MATERIAL SHOWN section start
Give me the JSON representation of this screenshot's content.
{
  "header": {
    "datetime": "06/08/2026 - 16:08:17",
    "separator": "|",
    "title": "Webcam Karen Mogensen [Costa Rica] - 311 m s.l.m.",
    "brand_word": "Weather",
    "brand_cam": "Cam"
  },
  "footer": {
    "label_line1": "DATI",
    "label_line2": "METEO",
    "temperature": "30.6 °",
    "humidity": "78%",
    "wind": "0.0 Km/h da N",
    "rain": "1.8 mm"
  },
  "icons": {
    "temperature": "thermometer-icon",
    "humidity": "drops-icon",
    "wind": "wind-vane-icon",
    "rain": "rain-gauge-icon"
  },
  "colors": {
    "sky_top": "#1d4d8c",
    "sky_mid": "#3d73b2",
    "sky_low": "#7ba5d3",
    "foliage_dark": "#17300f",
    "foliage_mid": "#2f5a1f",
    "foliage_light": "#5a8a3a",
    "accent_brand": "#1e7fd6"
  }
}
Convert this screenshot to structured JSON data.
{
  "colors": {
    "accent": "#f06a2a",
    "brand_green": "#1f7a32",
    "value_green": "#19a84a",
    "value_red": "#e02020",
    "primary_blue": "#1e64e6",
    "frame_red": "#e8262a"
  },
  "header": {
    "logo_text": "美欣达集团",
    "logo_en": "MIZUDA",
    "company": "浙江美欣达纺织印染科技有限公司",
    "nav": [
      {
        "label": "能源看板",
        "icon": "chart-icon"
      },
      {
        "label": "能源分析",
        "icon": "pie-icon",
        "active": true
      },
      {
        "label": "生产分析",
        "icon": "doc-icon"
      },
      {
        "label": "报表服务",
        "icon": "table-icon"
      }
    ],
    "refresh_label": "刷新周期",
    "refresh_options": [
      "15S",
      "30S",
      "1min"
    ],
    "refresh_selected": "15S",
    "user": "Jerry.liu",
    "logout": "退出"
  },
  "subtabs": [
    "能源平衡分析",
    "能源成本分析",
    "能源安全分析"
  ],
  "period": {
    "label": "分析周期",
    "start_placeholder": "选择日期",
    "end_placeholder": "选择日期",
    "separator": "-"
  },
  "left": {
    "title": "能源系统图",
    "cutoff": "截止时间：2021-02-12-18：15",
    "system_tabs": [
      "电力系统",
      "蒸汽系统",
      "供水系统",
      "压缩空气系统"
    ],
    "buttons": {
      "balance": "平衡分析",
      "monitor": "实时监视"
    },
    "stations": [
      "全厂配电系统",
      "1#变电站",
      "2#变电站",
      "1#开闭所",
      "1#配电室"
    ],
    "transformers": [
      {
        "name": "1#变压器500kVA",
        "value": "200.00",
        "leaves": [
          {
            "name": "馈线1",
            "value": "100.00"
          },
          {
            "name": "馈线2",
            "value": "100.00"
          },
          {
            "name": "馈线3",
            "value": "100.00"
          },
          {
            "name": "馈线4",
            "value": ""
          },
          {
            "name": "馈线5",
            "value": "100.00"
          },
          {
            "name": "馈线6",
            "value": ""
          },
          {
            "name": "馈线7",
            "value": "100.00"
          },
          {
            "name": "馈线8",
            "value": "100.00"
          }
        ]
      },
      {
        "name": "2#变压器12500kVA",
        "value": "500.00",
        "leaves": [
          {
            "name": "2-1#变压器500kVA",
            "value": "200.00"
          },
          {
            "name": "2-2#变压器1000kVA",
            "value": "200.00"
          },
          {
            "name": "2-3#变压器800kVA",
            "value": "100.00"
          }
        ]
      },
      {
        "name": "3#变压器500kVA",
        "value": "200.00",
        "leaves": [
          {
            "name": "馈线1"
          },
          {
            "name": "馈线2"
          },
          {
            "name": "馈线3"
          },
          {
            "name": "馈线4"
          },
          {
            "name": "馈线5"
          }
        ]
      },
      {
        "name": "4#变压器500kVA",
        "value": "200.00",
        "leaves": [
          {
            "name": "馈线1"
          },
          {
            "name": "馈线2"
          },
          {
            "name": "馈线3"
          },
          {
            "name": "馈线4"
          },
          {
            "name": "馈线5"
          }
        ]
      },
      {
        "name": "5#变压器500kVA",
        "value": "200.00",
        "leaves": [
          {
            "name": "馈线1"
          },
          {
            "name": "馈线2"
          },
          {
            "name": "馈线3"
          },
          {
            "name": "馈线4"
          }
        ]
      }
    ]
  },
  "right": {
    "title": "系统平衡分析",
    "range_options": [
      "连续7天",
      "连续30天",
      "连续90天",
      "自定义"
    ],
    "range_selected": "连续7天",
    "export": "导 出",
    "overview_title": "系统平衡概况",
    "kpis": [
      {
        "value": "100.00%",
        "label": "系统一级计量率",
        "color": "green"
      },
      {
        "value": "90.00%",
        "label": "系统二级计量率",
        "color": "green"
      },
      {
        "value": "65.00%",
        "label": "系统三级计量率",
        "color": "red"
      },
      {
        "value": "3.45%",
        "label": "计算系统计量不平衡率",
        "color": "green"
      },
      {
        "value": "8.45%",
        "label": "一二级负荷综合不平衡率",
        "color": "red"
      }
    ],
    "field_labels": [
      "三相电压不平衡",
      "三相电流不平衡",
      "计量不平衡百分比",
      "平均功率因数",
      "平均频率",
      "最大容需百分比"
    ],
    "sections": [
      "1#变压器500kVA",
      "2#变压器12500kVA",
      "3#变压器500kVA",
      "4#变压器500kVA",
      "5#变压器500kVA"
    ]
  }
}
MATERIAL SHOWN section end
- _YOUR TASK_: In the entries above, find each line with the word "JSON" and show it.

- _FINAL ANSWER_:
Give me the JSON representation of this screenshot's content.
Convert this screenshot to structured JSON data.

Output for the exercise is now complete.